As we have said unto death on Malt, particularly in 2018, there is an awful lot of Scotch being bottled these days at which your kitchen sink would turn up its nose. Just as there is Scotch that represents whisky at its most dazzlingly beautiful. There are also utterly fabulous whiskies being made in dozens of countries worldwide, each of which is equally capable of bottling an absolute stinker.
It is quite simply impossible to compare entire countries directly when it comes to the style and quality of their whisky. And absurd even to attempt it. Most importantly, it is time to stop holding Scotland, Ireland and America as untouchable, perennial yardsticks. As the appointed, entitled custodians of matured aqua vitae. That hegemony is over, the world of whisky has become a more diverse place, and drinkers are all the luckier for it.
With that, it’s time to have a go at this trio of English Whiskies from St George’s distillery in Norfolk. I enjoyed tottering my way through their original “chapters” series, but I’ve not really caught up since the new look packaging and range consolidation. Time to amend that. To which end we have “Original” (unpeated) “The Smokey” (peated) and “Sherry Cask” (also unpeated). The former two clock in at 43%, and the Sherry is cask strength. (Which I didn’t notice until it walloped me in the nose.)
The English – Original
Colour: Marlborough Sauvignon. Very light.
On the nose: Very simple, if pleasant. Soft malt, milk rusks, white flowers. Apples and pears. There’s not much of the cask really – a waft of vanilla and pepper.

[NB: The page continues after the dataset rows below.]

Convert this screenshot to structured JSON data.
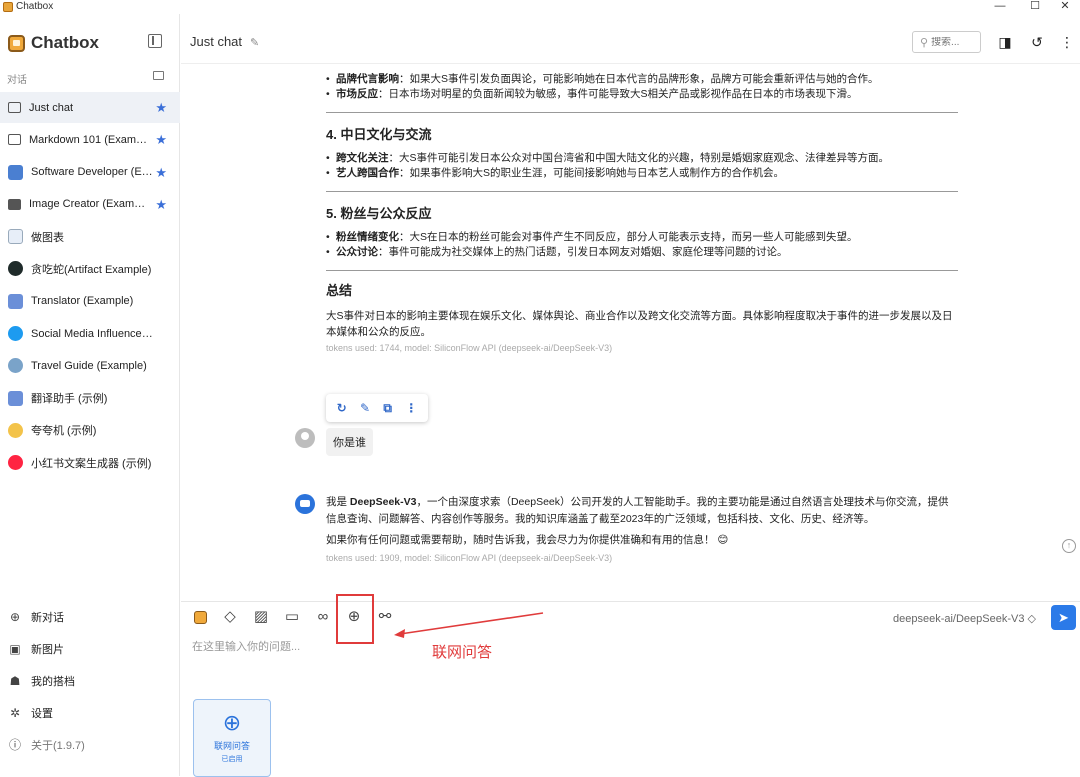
{
  "window": {
    "title": "Chatbox",
    "minimize": "—",
    "maximize": "☐",
    "close": "✕"
  },
  "sidebar": {
    "brand": "Chatbox",
    "section_label": "对话",
    "conversations": [
      {
        "label": "Just chat",
        "icon": "chat-icon",
        "starred": true,
        "active": true
      },
      {
        "label": "Markdown 101 (Example)",
        "icon": "chat-icon",
        "starred": true
      },
      {
        "label": "Software Developer (Example)",
        "icon": "developer-avatar-icon",
        "starred": true
      },
      {
        "label": "Image Creator (Example)",
        "icon": "image-icon",
        "starred": true
      },
      {
        "label": "做图表",
        "icon": "chart-avatar-icon"
      },
      {
        "label": "贪吃蛇(Artifact Example)",
        "icon": "snake-avatar-icon"
      },
      {
        "label": "Translator (Example)",
        "icon": "translator-avatar-icon"
      },
      {
        "label": "Social Media Influencer (Example)",
        "icon": "twitter-avatar-icon"
      },
      {
        "label": "Travel Guide (Example)",
        "icon": "globe-avatar-icon"
      },
      {
        "label": "翻译助手 (示例)",
        "icon": "translator-avatar-icon"
      },
      {
        "label": "夸夸机 (示例)",
        "icon": "sparkle-avatar-icon"
      },
      {
        "label": "小红书文案生成器 (示例)",
        "icon": "xiaohongshu-avatar-icon"
      }
    ],
    "star": "★",
    "bottom": {
      "new_chat": "新对话",
      "new_image": "新图片",
      "my_partners": "我的搭档",
      "settings": "设置",
      "about": "关于(1.9.7)"
    }
  },
  "header": {
    "title": "Just chat",
    "edit_glyph": "✎",
    "search_placeholder": "搜索..."
  },
  "assistant_message_1": {
    "bullets_top": [
      {
        "bold": "品牌代言影响",
        "text": "：如果大S事件引发负面舆论，可能影响她在日本代言的品牌形象，品牌方可能会重新评估与她的合作。"
      },
      {
        "bold": "市场反应",
        "text": "：日本市场对明星的负面新闻较为敏感，事件可能导致大S相关产品或影视作品在日本的市场表现下滑。"
      }
    ],
    "section4_title": "4. 中日文化与交流",
    "section4_bullets": [
      {
        "bold": "跨文化关注",
        "text": "：大S事件可能引发日本公众对中国台湾省和中国大陆文化的兴趣，特别是婚姻家庭观念、法律差异等方面。"
      },
      {
        "bold": "艺人跨国合作",
        "text": "：如果事件影响大S的职业生涯，可能间接影响她与日本艺人或制作方的合作机会。"
      }
    ],
    "section5_title": "5. 粉丝与公众反应",
    "section5_bullets": [
      {
        "bold": "粉丝情绪变化",
        "text": "：大S在日本的粉丝可能会对事件产生不同反应，部分人可能表示支持，而另一些人可能感到失望。"
      },
      {
        "bold": "公众讨论",
        "text": "：事件可能成为社交媒体上的热门话题，引发日本网友对婚姻、家庭伦理等问题的讨论。"
      }
    ],
    "summary_title": "总结",
    "summary_text": "大S事件对日本的影响主要体现在娱乐文化、媒体舆论、商业合作以及跨文化交流等方面。具体影响程度取决于事件的进一步发展以及日本媒体和公众的反应。",
    "meta": "tokens used: 1744, model: SiliconFlow API (deepseek-ai/DeepSeek-V3)"
  },
  "message_actions": {
    "retry": "↻",
    "edit": "✎",
    "copy": "⧉",
    "more": "⋮"
  },
  "user_message": {
    "text": "你是谁"
  },
  "assistant_message_2": {
    "intro_plain": "我是 ",
    "intro_bold": "DeepSeek-V3",
    "intro_rest": "，一个由深度求索（DeepSeek）公司开发的人工智能助手。我的主要功能是通过自然语言处理技术与你交流，提供信息查询、问题解答、内容创作等服务。我的知识库涵盖了截至2023年的广泛领域，包括科技、文化、历史、经济等。",
    "para2": "如果你有任何问题或需要帮助，随时告诉我，我会尽力为你提供准确和有用的信息！ 😊",
    "meta": "tokens used: 1909, model: SiliconFlow API (deepseek-ai/DeepSeek-V3)"
  },
  "scroll_up_glyph": "↑",
  "composer": {
    "tools": [
      "chatbox-icon",
      "eraser-icon",
      "image-upload-icon",
      "folder-icon",
      "link-icon",
      "globe-icon",
      "settings-sliders-icon"
    ],
    "model": "deepseek-ai/DeepSeek-V3 ◇",
    "send_glyph": "➤",
    "input_placeholder": "在这里输入你的问题..."
  },
  "annotation": {
    "label": "联网问答",
    "color": "#e03b3b"
  },
  "web_search_card": {
    "title": "联网问答",
    "subtitle": "已启用"
  },
  "colors": {
    "accent": "#2b73db",
    "annotation": "#e03b3b",
    "active_row": "#eef1f6"
  }
}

In the mouth: Fireworks continue to not appear. Grassy, dairy, slightly lemony, cereals, malt, light vanilla, honey. All fairly humdrum, with not much intensity. Decent, if not especially fulsome mouthfeel, but really rather anonymous.
The English – The Smokey

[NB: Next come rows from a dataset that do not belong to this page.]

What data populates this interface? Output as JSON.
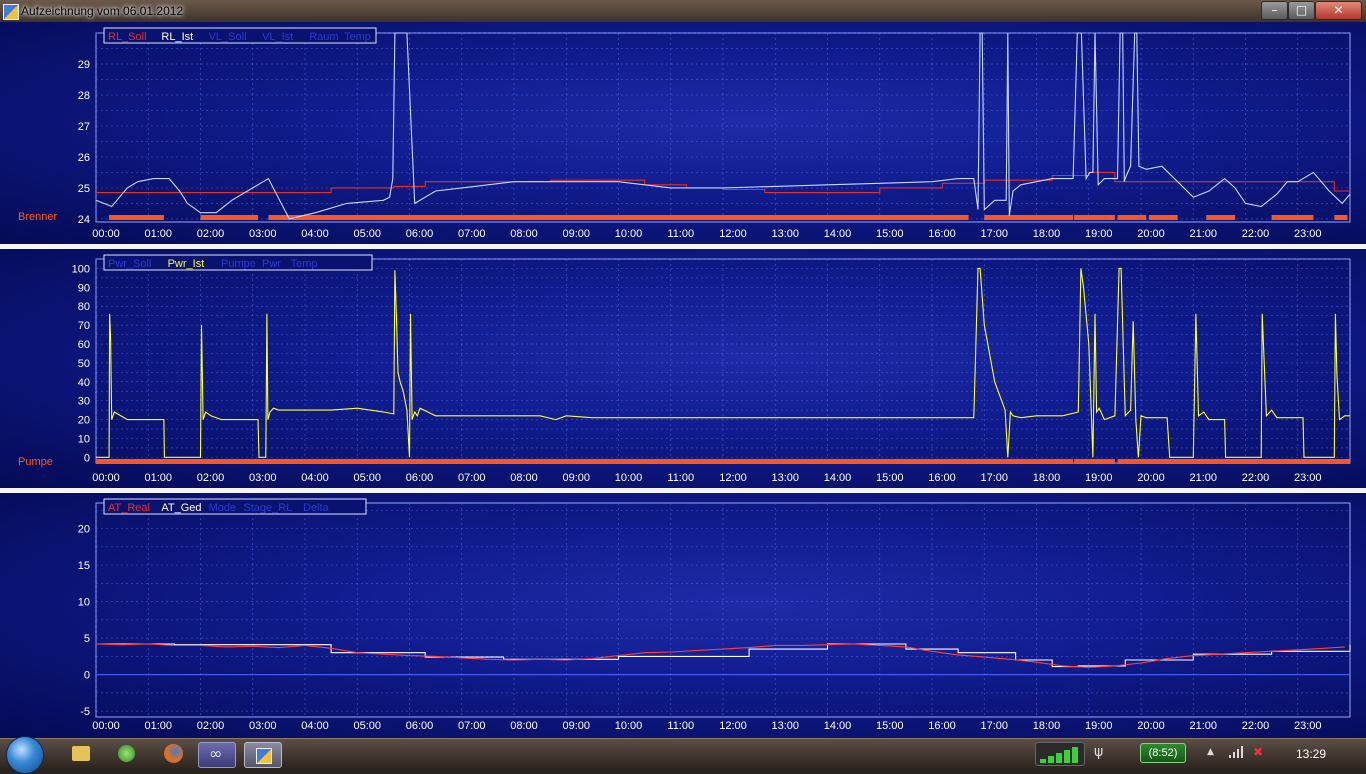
{
  "window": {
    "title": "Aufzeichnung vom 06.01.2012",
    "minimize": "–",
    "maximize": "□",
    "close": "✕"
  },
  "taskbar": {
    "battery": "(8:52)",
    "clock": "13:29",
    "icons": [
      "start-orb",
      "explorer-icon",
      "app-icon",
      "firefox-icon",
      "app-icon",
      "app-icon"
    ]
  },
  "colors": {
    "soll": "#e0302a",
    "ist": "#c8d8ff",
    "pwr": "#ffff33",
    "bar": "#ff5520",
    "grid": "#5a7cff",
    "plot_bg": "#0e1a8a"
  },
  "chart_data": [
    {
      "type": "line",
      "side_label": "Brenner",
      "legend": [
        "RL_Soll",
        "RL_Ist",
        "VL_Soll",
        "VL_Ist",
        "Raum",
        "Temp"
      ],
      "legend_colors": [
        "#e0302a",
        "#ffffff",
        "#2a3ad0",
        "#2a3ad0",
        "#2a3ad0",
        "#2a3ad0"
      ],
      "xticks": [
        "00:00",
        "01:00",
        "02:00",
        "03:00",
        "04:00",
        "05:00",
        "06:00",
        "07:00",
        "08:00",
        "09:00",
        "10:00",
        "11:00",
        "12:00",
        "13:00",
        "14:00",
        "15:00",
        "16:00",
        "17:00",
        "18:00",
        "19:00",
        "20:00",
        "21:00",
        "22:00",
        "23:00"
      ],
      "yticks": [
        24,
        25,
        26,
        27,
        28,
        29
      ],
      "ylim": [
        23.9,
        30.0
      ],
      "xlim": [
        0,
        24
      ],
      "series": [
        {
          "name": "RL_Soll",
          "color": "#e0302a",
          "step": true,
          "x": [
            0.0,
            3.3,
            4.5,
            5.7,
            6.3,
            8.7,
            10.5,
            11.3,
            12.0,
            12.8,
            15.0,
            16.2,
            17.0,
            18.3,
            19.0,
            19.5,
            23.7,
            24.0
          ],
          "y": [
            24.85,
            24.85,
            25.0,
            25.05,
            25.2,
            25.25,
            25.1,
            25.0,
            24.95,
            24.85,
            25.0,
            25.15,
            25.25,
            25.4,
            25.5,
            25.2,
            24.9,
            24.9
          ]
        },
        {
          "name": "RL_Ist",
          "color": "#c8d8ff",
          "step": false,
          "x": [
            0.0,
            0.3,
            0.45,
            0.6,
            0.8,
            1.1,
            1.4,
            1.6,
            1.75,
            2.0,
            2.3,
            2.6,
            3.0,
            3.2,
            3.3,
            3.7,
            4.2,
            4.8,
            5.5,
            5.62,
            5.68,
            5.72,
            5.75,
            5.78,
            5.82,
            5.9,
            5.95,
            6.1,
            6.5,
            7.0,
            8.0,
            9.0,
            10.0,
            11.0,
            12.0,
            13.0,
            14.0,
            15.0,
            16.0,
            16.5,
            16.8,
            16.88,
            16.92,
            16.96,
            17.0,
            17.2,
            17.42,
            17.45,
            17.48,
            17.55,
            17.7,
            18.0,
            18.3,
            18.7,
            18.78,
            18.82,
            18.86,
            18.95,
            19.02,
            19.08,
            19.12,
            19.18,
            19.3,
            19.55,
            19.6,
            19.65,
            19.68,
            19.72,
            19.8,
            19.88,
            19.92,
            19.96,
            20.1,
            20.4,
            20.7,
            21.0,
            21.3,
            21.6,
            21.8,
            22.0,
            22.3,
            22.6,
            22.8,
            23.0,
            23.3,
            23.6,
            23.85,
            24.0
          ],
          "y": [
            24.6,
            24.4,
            24.7,
            25.0,
            25.2,
            25.3,
            25.3,
            24.9,
            24.5,
            24.2,
            24.2,
            24.6,
            25.0,
            25.2,
            25.3,
            24.0,
            24.2,
            24.5,
            24.6,
            24.7,
            25.3,
            30.0,
            30.0,
            30.0,
            30.0,
            30.0,
            30.0,
            24.5,
            24.9,
            25.0,
            25.2,
            25.2,
            25.2,
            25.0,
            25.0,
            25.05,
            25.1,
            25.15,
            25.2,
            25.3,
            25.3,
            24.3,
            30.0,
            30.0,
            24.3,
            24.6,
            24.6,
            30.0,
            24.1,
            24.9,
            25.1,
            25.2,
            25.3,
            25.3,
            30.0,
            30.0,
            30.0,
            25.3,
            25.5,
            25.5,
            30.0,
            25.1,
            25.3,
            25.3,
            30.0,
            30.0,
            25.2,
            25.4,
            25.7,
            30.0,
            30.0,
            25.7,
            25.6,
            25.7,
            25.2,
            24.7,
            24.9,
            25.3,
            25.0,
            24.5,
            24.4,
            24.8,
            25.2,
            25.2,
            25.5,
            24.9,
            24.5,
            24.8
          ]
        }
      ],
      "bars": [
        [
          0.25,
          1.3
        ],
        [
          2.0,
          3.1
        ],
        [
          3.3,
          16.7
        ],
        [
          17.0,
          18.7
        ],
        [
          18.72,
          19.5
        ],
        [
          19.55,
          20.1
        ],
        [
          20.15,
          20.7
        ],
        [
          21.25,
          21.8
        ],
        [
          22.5,
          23.3
        ],
        [
          23.7,
          23.95
        ]
      ]
    },
    {
      "type": "line",
      "side_label": "Pumpe",
      "legend": [
        "Pwr_Soll",
        "Pwr_Ist",
        "Pumpe",
        "Pwr",
        "Temp"
      ],
      "legend_colors": [
        "#2a3ad0",
        "#ffff33",
        "#2a3ad0",
        "#2a3ad0",
        "#2a3ad0"
      ],
      "xticks": [
        "00:00",
        "01:00",
        "02:00",
        "03:00",
        "04:00",
        "05:00",
        "06:00",
        "07:00",
        "08:00",
        "09:00",
        "10:00",
        "11:00",
        "12:00",
        "13:00",
        "14:00",
        "15:00",
        "16:00",
        "17:00",
        "18:00",
        "19:00",
        "20:00",
        "21:00",
        "22:00",
        "23:00"
      ],
      "yticks": [
        0,
        10,
        20,
        30,
        40,
        50,
        60,
        70,
        80,
        90,
        100
      ],
      "ylim": [
        -3,
        105
      ],
      "xlim": [
        0,
        24
      ],
      "series": [
        {
          "name": "Pwr_Ist",
          "color": "#ffff33",
          "step": false,
          "x": [
            0.0,
            0.25,
            0.26,
            0.28,
            0.3,
            0.35,
            0.6,
            0.62,
            1.3,
            1.31,
            2.0,
            2.02,
            2.05,
            2.1,
            2.2,
            2.4,
            3.1,
            3.12,
            3.25,
            3.27,
            3.29,
            3.33,
            3.4,
            3.5,
            4.5,
            5.0,
            5.5,
            5.7,
            5.72,
            5.75,
            5.78,
            5.82,
            5.88,
            5.95,
            6.0,
            6.02,
            6.05,
            6.1,
            6.15,
            6.2,
            6.35,
            6.5,
            6.9,
            7.0,
            8.5,
            8.8,
            9.0,
            9.5,
            10.0,
            12.0,
            16.8,
            16.88,
            16.92,
            17.0,
            17.2,
            17.4,
            17.45,
            17.5,
            17.55,
            17.7,
            18.0,
            18.5,
            18.8,
            18.85,
            18.9,
            19.0,
            19.08,
            19.12,
            19.15,
            19.2,
            19.3,
            19.5,
            19.58,
            19.62,
            19.66,
            19.7,
            19.8,
            19.85,
            19.9,
            19.95,
            20.0,
            20.1,
            20.5,
            20.55,
            21.0,
            21.05,
            21.1,
            21.2,
            21.3,
            21.6,
            21.62,
            22.3,
            22.32,
            22.4,
            22.5,
            22.6,
            23.1,
            23.12,
            23.7,
            23.72,
            23.75,
            23.8,
            23.9,
            24.0
          ],
          "y": [
            0,
            0,
            76,
            63,
            20,
            24,
            20,
            20,
            20,
            0,
            0,
            70,
            20,
            24,
            22,
            20,
            20,
            0,
            0,
            76,
            20,
            24,
            26,
            25,
            25,
            26,
            24,
            23,
            99,
            75,
            45,
            40,
            35,
            25,
            0,
            76,
            20,
            24,
            22,
            26,
            24,
            22,
            22,
            22,
            22,
            20,
            22,
            21,
            21,
            21,
            21,
            100,
            100,
            70,
            40,
            25,
            0,
            24,
            22,
            21,
            22,
            22,
            24,
            100,
            90,
            60,
            0,
            76,
            24,
            26,
            20,
            22,
            100,
            100,
            60,
            22,
            25,
            72,
            20,
            0,
            22,
            21,
            21,
            0,
            0,
            76,
            22,
            24,
            20,
            20,
            0,
            0,
            76,
            22,
            25,
            21,
            21,
            0,
            0,
            76,
            44,
            20,
            22,
            22
          ]
        }
      ],
      "bars": [
        [
          0.0,
          18.7
        ],
        [
          18.72,
          19.5
        ],
        [
          19.55,
          24.0
        ]
      ]
    },
    {
      "type": "line",
      "side_label": "",
      "legend": [
        "AT_Real",
        "AT_Ged",
        "Mode",
        "Stage_RL",
        "Delta"
      ],
      "legend_colors": [
        "#e0302a",
        "#ffffff",
        "#2a3ad0",
        "#2a3ad0",
        "#2a3ad0"
      ],
      "xticks": [
        "00:00",
        "01:00",
        "02:00",
        "03:00",
        "04:00",
        "05:00",
        "06:00",
        "07:00",
        "08:00",
        "09:00",
        "10:00",
        "11:00",
        "12:00",
        "13:00",
        "14:00",
        "15:00",
        "16:00",
        "17:00",
        "18:00",
        "19:00",
        "20:00",
        "21:00",
        "22:00",
        "23:00"
      ],
      "yticks": [
        -5,
        0,
        5,
        10,
        15,
        20
      ],
      "ylim": [
        -5.8,
        23.5
      ],
      "xlim": [
        0,
        24
      ],
      "series": [
        {
          "name": "AT_Ged",
          "color": "#ffffff",
          "step": true,
          "x": [
            0.0,
            1.5,
            4.5,
            6.3,
            7.8,
            10.0,
            12.5,
            14.0,
            15.5,
            16.5,
            17.6,
            18.3,
            18.8,
            19.7,
            21.0,
            22.5,
            24.0
          ],
          "y": [
            4.2,
            4.1,
            3.0,
            2.4,
            2.1,
            2.5,
            3.5,
            4.2,
            3.5,
            3.0,
            2.0,
            1.1,
            1.2,
            2.0,
            2.8,
            3.2,
            4.1
          ]
        },
        {
          "name": "AT_Real",
          "color": "#ff4040",
          "step": false,
          "x": [
            0.0,
            0.5,
            1.0,
            1.5,
            2.0,
            2.5,
            3.0,
            3.5,
            4.0,
            4.5,
            5.0,
            5.5,
            6.0,
            6.5,
            7.0,
            7.5,
            8.0,
            8.5,
            9.0,
            9.5,
            10.0,
            10.5,
            11.0,
            11.5,
            12.0,
            12.5,
            13.0,
            13.5,
            14.0,
            14.5,
            15.0,
            15.5,
            16.0,
            16.5,
            17.0,
            17.5,
            18.0,
            18.5,
            19.0,
            19.5,
            20.0,
            20.5,
            21.0,
            21.5,
            22.0,
            22.5,
            23.0,
            23.5,
            23.9
          ],
          "y": [
            4.2,
            4.1,
            4.2,
            4.0,
            4.0,
            3.8,
            3.9,
            3.7,
            4.0,
            3.6,
            3.0,
            2.8,
            2.6,
            2.5,
            2.3,
            2.1,
            2.0,
            2.1,
            2.0,
            2.2,
            2.6,
            3.0,
            3.1,
            3.3,
            3.5,
            3.7,
            4.0,
            4.0,
            4.1,
            4.2,
            4.0,
            3.8,
            3.2,
            2.7,
            2.4,
            2.1,
            1.7,
            1.2,
            1.0,
            1.2,
            1.6,
            2.2,
            2.6,
            2.8,
            3.0,
            3.2,
            3.4,
            3.6,
            3.8
          ]
        }
      ],
      "bars": []
    }
  ]
}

Colour: Same as the Original.
On the nose: The English Whisky Co do smoke well. And they have done it well here. Kildalton-esque, but rounder and with less TCP. Ham hock beside mineral, salt-soaked stone. But – again – not much behind that. Pears. Honeydew melon. Pine. Still a bit simple.
In the mouth: Loads of pine and minerality on the upfront palate – real walk-along-a-beach stuff, complete with the ashes from last night’s campfire. But no real fruit to speak of in support. Texture’s still decent. Lots of maltiness with a few dabs of vanilla.

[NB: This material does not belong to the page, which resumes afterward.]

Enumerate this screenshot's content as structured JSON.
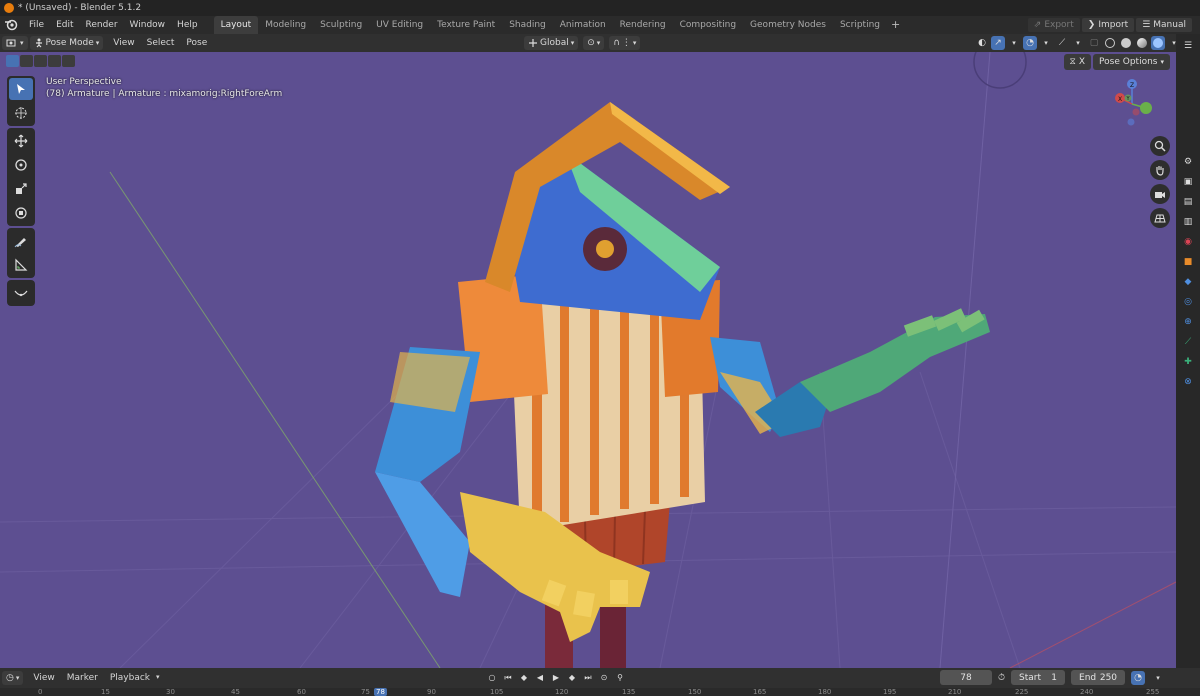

The English – Sherry Cask
On the nose: Most expressive nose of the trio; baked apples, brown sugar, Amontillado and honeycomb. A light sultana. Golden syrup. It’s still young, but any immature notes have been shaved off, and the sherry doesn’t dominate the robust malt. Pepper and a little pencil shaving.
In the mouth: Palate’s a whopper – and sweet. More apples and honeycomb. The syrup is almost treacle and the honeys are immense. But not as immense, it must be said, as the somewhat dominant and fiery alcohol. Tread carefully. Sultanas, grapes and toffee fudge.
Unlike Mark, I happen to be a fan of the English Whisky Co, but The Original and The Smokey leave me rather cold. Feels like they’ve been dumbed down a little, doubtless for the mass market. Which, as an ambitious distillery consolidates and grows is, I guess, understandable. But it doesn’t mean that you and I have to like it. I’d spend an extra tenner and get The Cotswolds.
The Sherry Cask is rather more fun, if a little wild and unruly. Alas, I can’t see it in more than miniature form on their website. But perhaps a miniature is enough.
No must-haves in the trio though, which is a bit of a shame. But all three of them are miles better than a load of Scotches I’ve had this year. And you can tell the Scots I said so.